<<<<

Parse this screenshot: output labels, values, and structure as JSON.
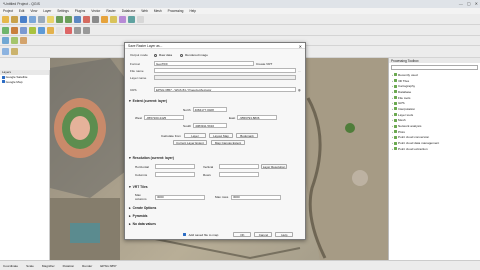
{
  "window": {
    "title": "*Untitled Project - QGIS",
    "controls": [
      "—",
      "▢",
      "✕"
    ]
  },
  "menu": [
    "Project",
    "Edit",
    "View",
    "Layer",
    "Settings",
    "Plugins",
    "Vector",
    "Raster",
    "Database",
    "Web",
    "Mesh",
    "Processing",
    "Help"
  ],
  "layers_panel": {
    "title": "Layers",
    "items": [
      "Google Satellite",
      "Google Map"
    ]
  },
  "processing_toolbox": {
    "title": "Processing Toolbox",
    "items": [
      "Recently used",
      "3D Tiles",
      "Cartography",
      "Database",
      "File tools",
      "GPS",
      "Interpolation",
      "Layer tools",
      "Mesh",
      "Network analysis",
      "Plots",
      "Point cloud conversion",
      "Point cloud data management",
      "Point cloud extraction"
    ]
  },
  "dialog": {
    "title": "Save Raster Layer as...",
    "output_mode_label": "Output mode",
    "raw_data": "Raw data",
    "rendered_image": "Rendered image",
    "format_label": "Format",
    "format_value": "GeoTIFF",
    "create_vrt": "Create VRT",
    "file_name_label": "File name",
    "layer_name_label": "Layer name",
    "crs_label": "CRS",
    "crs_value": "EPSG:3857 - WGS 84 / Pseudo-Mercator",
    "extent_header": "Extent (current: layer)",
    "north_label": "North",
    "north_value": "4084177.0028",
    "west_label": "West",
    "west_value": "-9557200.2425",
    "east_label": "East",
    "east_value": "-9556793.8836",
    "south_label": "South",
    "south_value": "4083911.5916",
    "calc_from": "Calculate from",
    "layer_btn": "Layer",
    "layout_map_btn": "Layout Map",
    "bookmark_btn": "Bookmark",
    "map_canvas_extent": "Current Layer Extent",
    "map_canvas_btn": "Map Canvas Extent",
    "resolution_header": "Resolution (current: layer)",
    "horizontal_label": "Horizontal",
    "vertical_label": "Vertical",
    "columns_label": "Columns",
    "rows_label": "Rows",
    "layer_resolution_btn": "Layer Resolution",
    "vrt_header": "VRT Tiles",
    "max_columns_label": "Max columns",
    "max_columns_value": "3000",
    "max_rows_label": "Max rows",
    "max_rows_value": "3000",
    "creation_options": "Create Options",
    "pyramids": "Pyramids",
    "no_data_values": "No data values",
    "add_to_map": "Add saved file to map",
    "ok": "OK",
    "cancel": "Cancel",
    "help": "Help"
  },
  "status": {
    "coord_label": "Coordinate",
    "scale_label": "Scale",
    "magnifier_label": "Magnifier",
    "rotation_label": "Rotation",
    "render": "Render",
    "crs": "EPSG:3857"
  }
}
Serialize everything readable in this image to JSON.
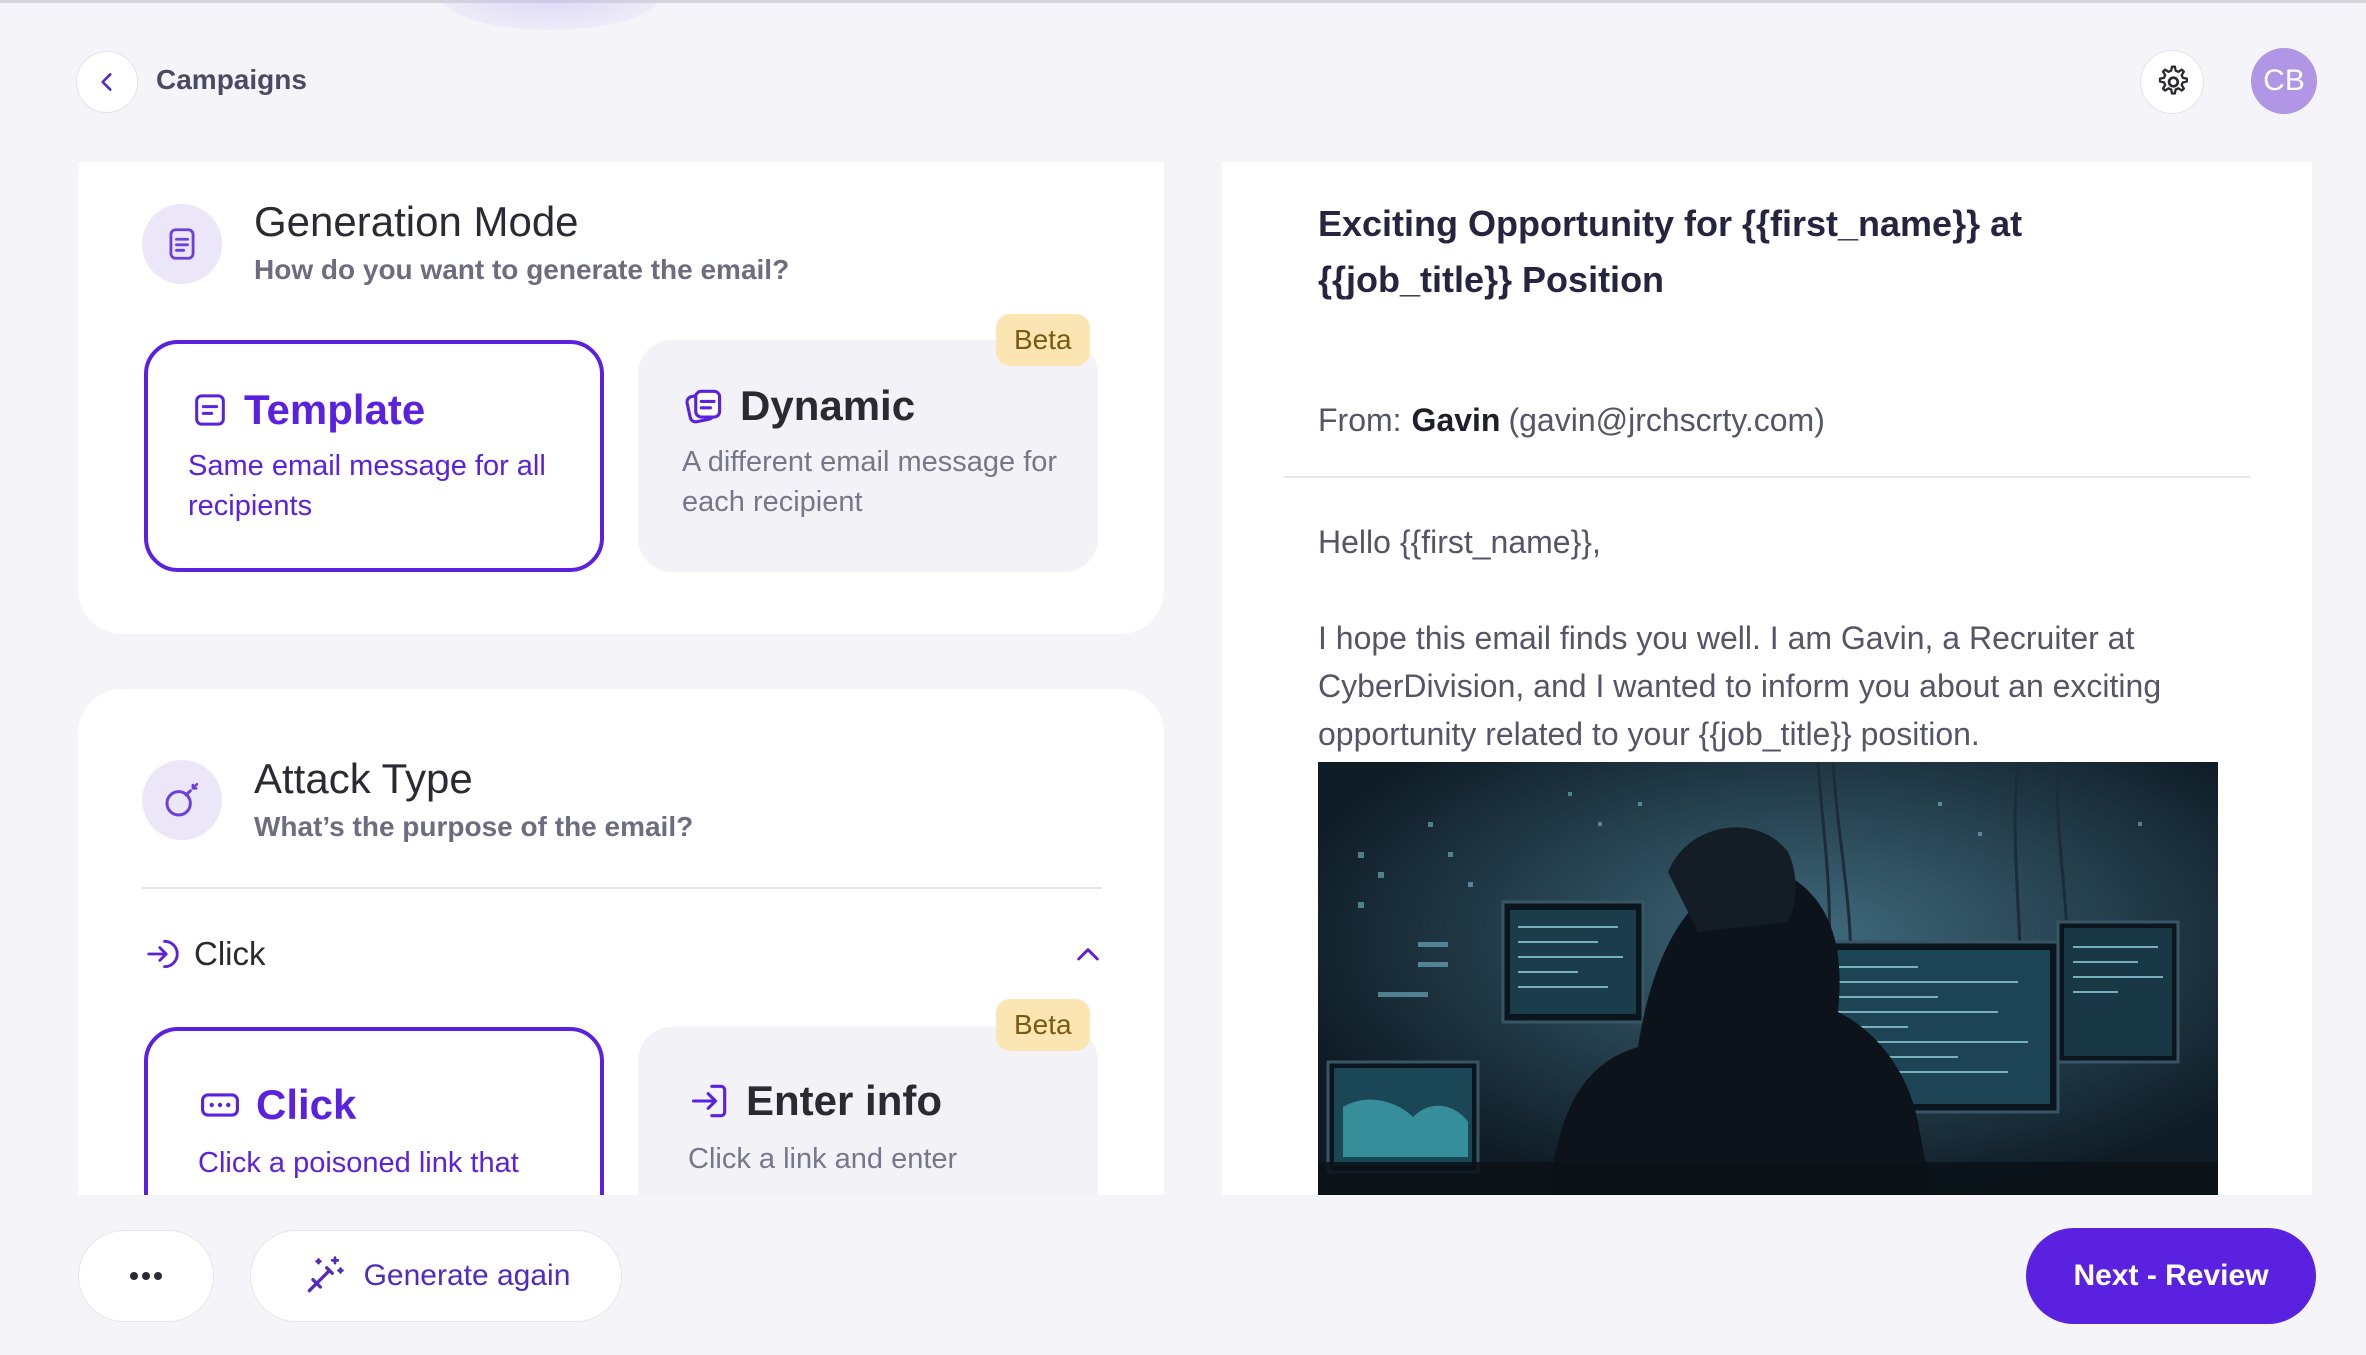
{
  "header": {
    "breadcrumb": "Campaigns",
    "avatar_initials": "CB"
  },
  "generation_mode": {
    "title": "Generation Mode",
    "subtitle": "How do you want to generate the email?",
    "options": [
      {
        "title": "Template",
        "description": "Same email message for all recipients",
        "selected": true
      },
      {
        "title": "Dynamic",
        "description": "A different email message for each recipient",
        "badge": "Beta",
        "selected": false
      }
    ]
  },
  "attack_type": {
    "title": "Attack Type",
    "subtitle": "What’s the purpose of the email?",
    "current": "Click",
    "options": [
      {
        "title": "Click",
        "description": "Click a poisoned link that",
        "selected": true
      },
      {
        "title": "Enter info",
        "description": "Click a link and enter",
        "badge": "Beta",
        "selected": false
      }
    ]
  },
  "preview": {
    "subject": "Exciting Opportunity for {{first_name}} at {{job_title}} Position",
    "from_label": "From:",
    "from_name": "Gavin",
    "from_email": "(gavin@jrchscrty.com)",
    "greeting": "Hello {{first_name}},",
    "body": "I hope this email finds you well. I am Gavin, a Recruiter at CyberDivision, and I wanted to inform you about an exciting opportunity related to your {{job_title}} position."
  },
  "footer": {
    "regenerate_label": "Generate again",
    "next_label": "Next - Review"
  },
  "colors": {
    "accent": "#5b21e0",
    "avatar": "#b196e6",
    "beta_bg": "#fbe6b3"
  }
}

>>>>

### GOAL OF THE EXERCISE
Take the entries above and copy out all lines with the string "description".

### SOLVED EXERCISE
        "description": "Same email message for all recipients",
        "description": "A different email message for each recipient",
        "description": "Click a poisoned link that",
        "description": "Click a link and enter",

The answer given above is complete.